(AVAILABLE RECORDS Opens)
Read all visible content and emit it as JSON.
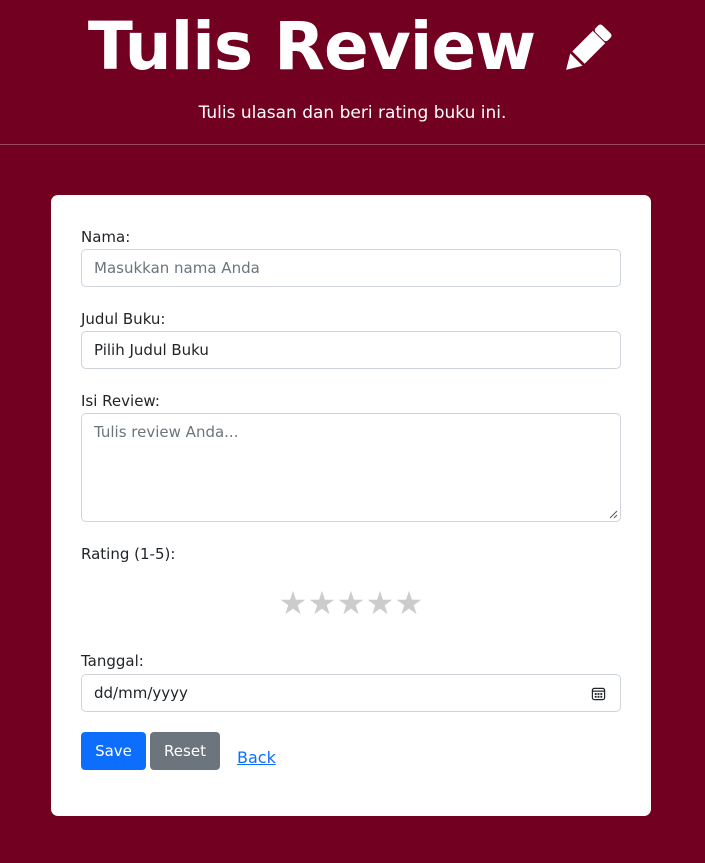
{
  "header": {
    "title": "Tulis Review",
    "title_icon": "pencil-icon",
    "subtitle": "Tulis ulasan dan beri rating buku ini."
  },
  "form": {
    "name": {
      "label": "Nama:",
      "placeholder": "Masukkan nama Anda"
    },
    "book": {
      "label": "Judul Buku:",
      "selected": "Pilih Judul Buku"
    },
    "review": {
      "label": "Isi Review:",
      "placeholder": "Tulis review Anda..."
    },
    "rating": {
      "label": "Rating (1-5):",
      "stars": [
        "★",
        "★",
        "★",
        "★",
        "★"
      ],
      "selected_value": 0,
      "star_color": "#cccccc"
    },
    "date": {
      "label": "Tanggal:",
      "placeholder": "dd/mm/yyyy",
      "icon": "calendar-icon"
    },
    "actions": {
      "save_label": "Save",
      "reset_label": "Reset",
      "back_label": "Back"
    }
  },
  "colors": {
    "background": "#720021",
    "card": "#ffffff",
    "save": "#0d6efd",
    "reset": "#6c757d",
    "link": "#0d6efd"
  }
}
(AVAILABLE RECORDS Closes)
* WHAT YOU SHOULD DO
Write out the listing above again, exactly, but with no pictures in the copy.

* SOLUTION TO THE PROBLEM
Read all visible content and emit it as JSON.
{
  "header": {
    "title": "Tulis Review",
    "title_icon": "pencil-icon",
    "subtitle": "Tulis ulasan dan beri rating buku ini."
  },
  "form": {
    "name": {
      "label": "Nama:",
      "placeholder": "Masukkan nama Anda"
    },
    "book": {
      "label": "Judul Buku:",
      "selected": "Pilih Judul Buku"
    },
    "review": {
      "label": "Isi Review:",
      "placeholder": "Tulis review Anda..."
    },
    "rating": {
      "label": "Rating (1-5):",
      "stars": [
        "★",
        "★",
        "★",
        "★",
        "★"
      ],
      "selected_value": 0,
      "star_color": "#cccccc"
    },
    "date": {
      "label": "Tanggal:",
      "placeholder": "dd/mm/yyyy",
      "icon": "calendar-icon"
    },
    "actions": {
      "save_label": "Save",
      "reset_label": "Reset",
      "back_label": "Back"
    }
  },
  "colors": {
    "background": "#720021",
    "card": "#ffffff",
    "save": "#0d6efd",
    "reset": "#6c757d",
    "link": "#0d6efd"
  }
}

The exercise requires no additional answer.